_What needs to be done:_ The whole listing is to be reproduced exactly as given.
********************
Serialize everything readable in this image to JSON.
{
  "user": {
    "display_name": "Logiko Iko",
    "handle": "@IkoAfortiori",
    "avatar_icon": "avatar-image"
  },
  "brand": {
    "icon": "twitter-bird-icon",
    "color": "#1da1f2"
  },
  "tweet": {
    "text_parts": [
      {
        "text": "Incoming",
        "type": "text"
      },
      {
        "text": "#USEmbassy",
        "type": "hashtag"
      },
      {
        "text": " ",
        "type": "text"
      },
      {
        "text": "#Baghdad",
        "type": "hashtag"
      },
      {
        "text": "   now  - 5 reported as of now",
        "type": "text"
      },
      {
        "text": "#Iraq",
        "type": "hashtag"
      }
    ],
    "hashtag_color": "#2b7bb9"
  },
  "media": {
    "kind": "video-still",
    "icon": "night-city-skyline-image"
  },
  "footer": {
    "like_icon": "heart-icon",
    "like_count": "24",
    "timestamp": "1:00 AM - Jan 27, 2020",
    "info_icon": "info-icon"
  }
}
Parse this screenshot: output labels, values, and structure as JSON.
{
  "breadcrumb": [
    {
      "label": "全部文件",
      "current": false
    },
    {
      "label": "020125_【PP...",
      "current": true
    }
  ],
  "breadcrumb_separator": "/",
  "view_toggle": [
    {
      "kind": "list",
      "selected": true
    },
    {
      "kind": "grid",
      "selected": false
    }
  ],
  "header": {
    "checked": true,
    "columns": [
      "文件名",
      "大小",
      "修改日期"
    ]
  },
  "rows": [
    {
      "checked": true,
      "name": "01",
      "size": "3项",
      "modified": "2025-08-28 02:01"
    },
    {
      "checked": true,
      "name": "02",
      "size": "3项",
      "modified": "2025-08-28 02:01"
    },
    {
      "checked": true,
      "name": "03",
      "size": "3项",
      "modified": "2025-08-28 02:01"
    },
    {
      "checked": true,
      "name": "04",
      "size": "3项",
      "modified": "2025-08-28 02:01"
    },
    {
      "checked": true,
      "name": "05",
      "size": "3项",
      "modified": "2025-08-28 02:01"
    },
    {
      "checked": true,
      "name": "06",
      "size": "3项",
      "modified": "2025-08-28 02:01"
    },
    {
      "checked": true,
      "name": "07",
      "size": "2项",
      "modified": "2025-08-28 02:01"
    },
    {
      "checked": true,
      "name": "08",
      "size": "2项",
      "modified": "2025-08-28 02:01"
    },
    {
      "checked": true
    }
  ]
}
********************
_Answer for this exercise:_
Serialize everything readable in this image to JSON.
{
  "user": {
    "display_name": "Logiko Iko",
    "handle": "@IkoAfortiori",
    "avatar_icon": "avatar-image"
  },
  "brand": {
    "icon": "twitter-bird-icon",
    "color": "#1da1f2"
  },
  "tweet": {
    "text_parts": [
      {
        "text": "Incoming",
        "type": "text"
      },
      {
        "text": "#USEmbassy",
        "type": "hashtag"
      },
      {
        "text": " ",
        "type": "text"
      },
      {
        "text": "#Baghdad",
        "type": "hashtag"
      },
      {
        "text": "   now  - 5 reported as of now",
        "type": "text"
      },
      {
        "text": "#Iraq",
        "type": "hashtag"
      }
    ],
    "hashtag_color": "#2b7bb9"
  },
  "media": {
    "kind": "video-still",
    "icon": "night-city-skyline-image"
  },
  "footer": {
    "like_icon": "heart-icon",
    "like_count": "24",
    "timestamp": "1:00 AM - Jan 27, 2020",
    "info_icon": "info-icon"
  }
}
Parse this screenshot: output labels, values, and structure as JSON.
{
  "breadcrumb": [
    {
      "label": "全部文件",
      "current": false
    },
    {
      "label": "020125_【PP...",
      "current": true
    }
  ],
  "breadcrumb_separator": "/",
  "view_toggle": [
    {
      "kind": "list",
      "selected": true
    },
    {
      "kind": "grid",
      "selected": false
    }
  ],
  "header": {
    "checked": true,
    "columns": [
      "文件名",
      "大小",
      "修改日期"
    ]
  },
  "rows": [
    {
      "checked": true,
      "name": "01",
      "size": "3项",
      "modified": "2025-08-28 02:01"
    },
    {
      "checked": true,
      "name": "02",
      "size": "3项",
      "modified": "2025-08-28 02:01"
    },
    {
      "checked": true,
      "name": "03",
      "size": "3项",
      "modified": "2025-08-28 02:01"
    },
    {
      "checked": true,
      "name": "04",
      "size": "3项",
      "modified": "2025-08-28 02:01"
    },
    {
      "checked": true,
      "name": "05",
      "size": "3项",
      "modified": "2025-08-28 02:01"
    },
    {
      "checked": true,
      "name": "06",
      "size": "3项",
      "modified": "2025-08-28 02:01"
    },
    {
      "checked": true,
      "name": "07",
      "size": "2项",
      "modified": "2025-08-28 02:01"
    },
    {
      "checked": true,
      "name": "08",
      "size": "2项",
      "modified": "2025-08-28 02:01"
    },
    {
      "checked": true
    }
  ]
}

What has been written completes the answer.